Lightfoot’s name is again one of the more popular ones connecting to some redshirt chatter this offseason. And he said on Monday that he would be open to the idea if that’s the best thing for the team and for him. But there’s little doubt that his experience, toughness and never-back-down nature would have a role on this team if the minutes are there for him.
Even if they’re not and he does redshirt, having that kind of guy lead you and set that tone in practice can help the Jayhawks a great deal in 2019-20.
• OK. Back to the highlights. Which means it’s time to talk about sophomore guard Ochai Agbaji.
Agbaji played great in the first camp game a week ago, showing an improved jumper, an ability to get to his spots and get the shots he wanted and a willingness to attack the rim off the dribble from all angles.
What he showed this week was that he wants to team with Udoka Azubuike in returning the dunk to the KU lineup.
Agbaji was a dunking fool in this one, attacking the rim with authority off the bounce and flashing all kinds of flare in those moments when he had a chance to put on a show for the campers in the crowd.
I had him for three dunks in this one and all three were absolutely spectacular.
The first, which put the Crimson team up 8-6, was a breakaway dunk in which Agbaji decided to show off your basic windmill hammer.
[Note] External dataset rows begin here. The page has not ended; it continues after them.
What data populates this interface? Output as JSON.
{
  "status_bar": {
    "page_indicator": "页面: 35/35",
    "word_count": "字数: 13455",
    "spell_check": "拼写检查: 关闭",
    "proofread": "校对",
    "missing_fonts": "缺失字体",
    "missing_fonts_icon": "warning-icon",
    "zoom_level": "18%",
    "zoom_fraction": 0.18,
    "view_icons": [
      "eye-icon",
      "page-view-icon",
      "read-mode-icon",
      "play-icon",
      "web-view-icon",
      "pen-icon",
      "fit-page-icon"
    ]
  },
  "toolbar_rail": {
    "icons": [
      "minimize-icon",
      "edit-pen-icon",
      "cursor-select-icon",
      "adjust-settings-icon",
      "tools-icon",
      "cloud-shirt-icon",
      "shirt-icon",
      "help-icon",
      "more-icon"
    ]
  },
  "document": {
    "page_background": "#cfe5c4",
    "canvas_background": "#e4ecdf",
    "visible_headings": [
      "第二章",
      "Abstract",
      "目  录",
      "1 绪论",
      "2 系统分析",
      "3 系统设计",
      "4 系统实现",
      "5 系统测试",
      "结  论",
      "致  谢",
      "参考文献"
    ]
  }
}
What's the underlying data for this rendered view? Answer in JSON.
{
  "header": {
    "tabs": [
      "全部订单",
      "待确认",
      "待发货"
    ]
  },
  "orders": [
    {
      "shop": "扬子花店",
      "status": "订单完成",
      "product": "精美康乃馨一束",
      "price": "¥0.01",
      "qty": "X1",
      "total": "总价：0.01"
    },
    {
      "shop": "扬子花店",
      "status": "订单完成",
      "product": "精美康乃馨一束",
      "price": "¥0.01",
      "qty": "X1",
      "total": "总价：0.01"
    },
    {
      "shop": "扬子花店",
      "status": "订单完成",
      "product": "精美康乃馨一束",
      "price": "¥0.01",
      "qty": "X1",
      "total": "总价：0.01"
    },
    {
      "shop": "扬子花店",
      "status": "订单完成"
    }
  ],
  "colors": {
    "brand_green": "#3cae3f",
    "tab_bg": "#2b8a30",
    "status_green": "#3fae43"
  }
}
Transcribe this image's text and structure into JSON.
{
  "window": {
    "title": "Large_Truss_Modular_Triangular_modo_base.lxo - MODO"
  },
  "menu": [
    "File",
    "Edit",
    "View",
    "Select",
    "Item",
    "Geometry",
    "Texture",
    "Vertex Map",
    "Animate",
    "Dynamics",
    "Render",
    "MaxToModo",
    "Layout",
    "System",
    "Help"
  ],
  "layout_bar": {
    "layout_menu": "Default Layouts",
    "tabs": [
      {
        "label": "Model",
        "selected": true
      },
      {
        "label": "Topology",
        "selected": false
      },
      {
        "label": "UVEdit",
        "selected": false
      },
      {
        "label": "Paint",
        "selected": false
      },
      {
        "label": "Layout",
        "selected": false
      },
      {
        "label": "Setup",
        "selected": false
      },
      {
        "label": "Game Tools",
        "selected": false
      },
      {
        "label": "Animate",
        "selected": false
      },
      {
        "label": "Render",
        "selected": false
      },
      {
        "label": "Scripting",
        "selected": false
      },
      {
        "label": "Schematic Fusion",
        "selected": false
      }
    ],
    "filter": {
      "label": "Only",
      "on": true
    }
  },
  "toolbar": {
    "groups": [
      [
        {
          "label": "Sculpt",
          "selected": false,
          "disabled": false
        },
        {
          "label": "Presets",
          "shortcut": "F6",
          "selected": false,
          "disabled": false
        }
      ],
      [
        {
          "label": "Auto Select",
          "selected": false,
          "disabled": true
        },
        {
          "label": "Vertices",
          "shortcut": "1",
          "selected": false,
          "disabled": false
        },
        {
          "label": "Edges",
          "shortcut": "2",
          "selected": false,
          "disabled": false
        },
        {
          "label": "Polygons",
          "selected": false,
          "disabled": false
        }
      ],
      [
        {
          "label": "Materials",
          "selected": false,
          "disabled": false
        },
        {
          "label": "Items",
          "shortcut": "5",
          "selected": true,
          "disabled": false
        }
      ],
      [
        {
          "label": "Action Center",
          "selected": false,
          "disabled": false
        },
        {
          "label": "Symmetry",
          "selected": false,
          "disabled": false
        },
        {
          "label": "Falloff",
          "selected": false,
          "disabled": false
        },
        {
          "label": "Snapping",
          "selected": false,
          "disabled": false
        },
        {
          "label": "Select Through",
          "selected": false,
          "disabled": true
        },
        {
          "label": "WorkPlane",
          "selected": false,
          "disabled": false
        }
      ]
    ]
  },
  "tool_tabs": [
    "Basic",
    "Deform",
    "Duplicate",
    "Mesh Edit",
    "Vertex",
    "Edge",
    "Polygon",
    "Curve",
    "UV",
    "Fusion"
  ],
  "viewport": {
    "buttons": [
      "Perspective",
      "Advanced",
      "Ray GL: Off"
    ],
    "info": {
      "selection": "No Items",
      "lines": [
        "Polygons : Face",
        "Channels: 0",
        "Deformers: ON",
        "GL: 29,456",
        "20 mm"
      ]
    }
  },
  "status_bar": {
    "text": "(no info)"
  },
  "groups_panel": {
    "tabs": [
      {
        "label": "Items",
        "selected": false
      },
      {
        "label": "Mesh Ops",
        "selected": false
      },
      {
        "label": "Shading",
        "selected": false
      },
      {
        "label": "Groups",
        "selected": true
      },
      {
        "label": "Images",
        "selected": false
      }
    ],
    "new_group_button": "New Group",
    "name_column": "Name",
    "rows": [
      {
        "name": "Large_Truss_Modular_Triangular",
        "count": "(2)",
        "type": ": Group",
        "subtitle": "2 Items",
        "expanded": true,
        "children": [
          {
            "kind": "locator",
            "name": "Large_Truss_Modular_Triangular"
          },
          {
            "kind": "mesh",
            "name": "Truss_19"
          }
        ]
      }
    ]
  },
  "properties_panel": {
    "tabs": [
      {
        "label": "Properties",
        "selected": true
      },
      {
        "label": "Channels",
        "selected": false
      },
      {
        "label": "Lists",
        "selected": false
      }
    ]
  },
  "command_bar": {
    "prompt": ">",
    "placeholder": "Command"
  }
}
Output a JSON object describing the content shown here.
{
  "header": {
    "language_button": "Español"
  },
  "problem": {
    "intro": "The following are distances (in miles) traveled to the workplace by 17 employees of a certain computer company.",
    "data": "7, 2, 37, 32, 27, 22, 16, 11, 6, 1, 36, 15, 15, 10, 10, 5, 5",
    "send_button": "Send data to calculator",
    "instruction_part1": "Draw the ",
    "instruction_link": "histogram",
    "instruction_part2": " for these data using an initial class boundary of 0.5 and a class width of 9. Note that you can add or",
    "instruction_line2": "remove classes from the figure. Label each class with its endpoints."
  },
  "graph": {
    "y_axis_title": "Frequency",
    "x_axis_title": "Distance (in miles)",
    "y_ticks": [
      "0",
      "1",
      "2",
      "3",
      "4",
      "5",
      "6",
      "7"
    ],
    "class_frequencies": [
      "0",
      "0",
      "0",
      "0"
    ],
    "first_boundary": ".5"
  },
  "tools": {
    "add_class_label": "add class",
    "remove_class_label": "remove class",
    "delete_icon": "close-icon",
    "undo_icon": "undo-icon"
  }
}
He executed it perfectly and hammered the rim, hanging high in the air to make sure he literally threw it down while he was up there.
The second, which cut the Crimson deficit to one at 25-24, was even more impressive, as Agbaji elected to put the ball between his legs and executed a perfect rendition of Isaiah Rider’s “East Bay Funk Dunk” from back in the day.
The ball crawled over the rim a little bit on that one, but it still went down and it was still something to see Agbaji’s athleticism allow him to pull that off in the flow of an actual game.
The last, was equally as impressive as the first two but of a completely different style. Crashing the glass hard after a missed jumper by Taylor, Agbaji flew right by two players in Blue jerseys and hammered home a follow dunk to put the Crimson team up nine, 46-37.
Although Agbaji’s freshman season was absolutely spectacular and put him on the national map, it’s worth remembering that part of the reason he faded down the stretch a little bit was the injury he suffered to his shins that he dealt with for most of the second half of the season.
He appears to be fully healthy again today and has only gotten better. There’s little doubt that he’s in for a big sophomore season.
• Real quick, a couple of things Self is probably glad he missed that may not be seen again outside of the camp scrimmage.
Remember, though, these are just scrimmages, in front of campers, and the players realize that half of the fun for the young kids watching is to see them put on a show and try things they might not otherwise try.
That’s the easiest way to explain the jumpers that Udoka Azubuike shot, a couple of which looked decent and a couple of which did not.
The campers were so enamored by the big fella’s willingness to shoot the ball that they actually started chanting “Dok for 3, Dok for 3” toward the end of the scrimmage, begging him to attempt a 3-pointer to win it. He didn’t. Good move.
Azubuike knows where his bread is buttered and he showed that over and over in Tuesday's scrimmage, dunking whenever possible and having a little fun while playing a lot in the process.
He even flashed some ball-handling skills, which also delighted the campers, going coast-to-coast after crossing over a teammate near mid-court on one occasion.
Rookie Jalen Wilson had a rough day shooting the ball — 5 of 20 overall and 1 of 13 from 3-point range — but that’ll likely be the last time you see that.
It’s been a whirlwind week for Wilson and it was obvious that he wanted to make a splash in his first unofficial game in the Fieldhouse. Give the kid credit for going for it.
He won’t shoot that poorly again in there. And even though he did, it didn’t take away from his willingness to be aggressive, make plays for others and keep attacking. That’s a way better good sign than the missed shots are a bad sign.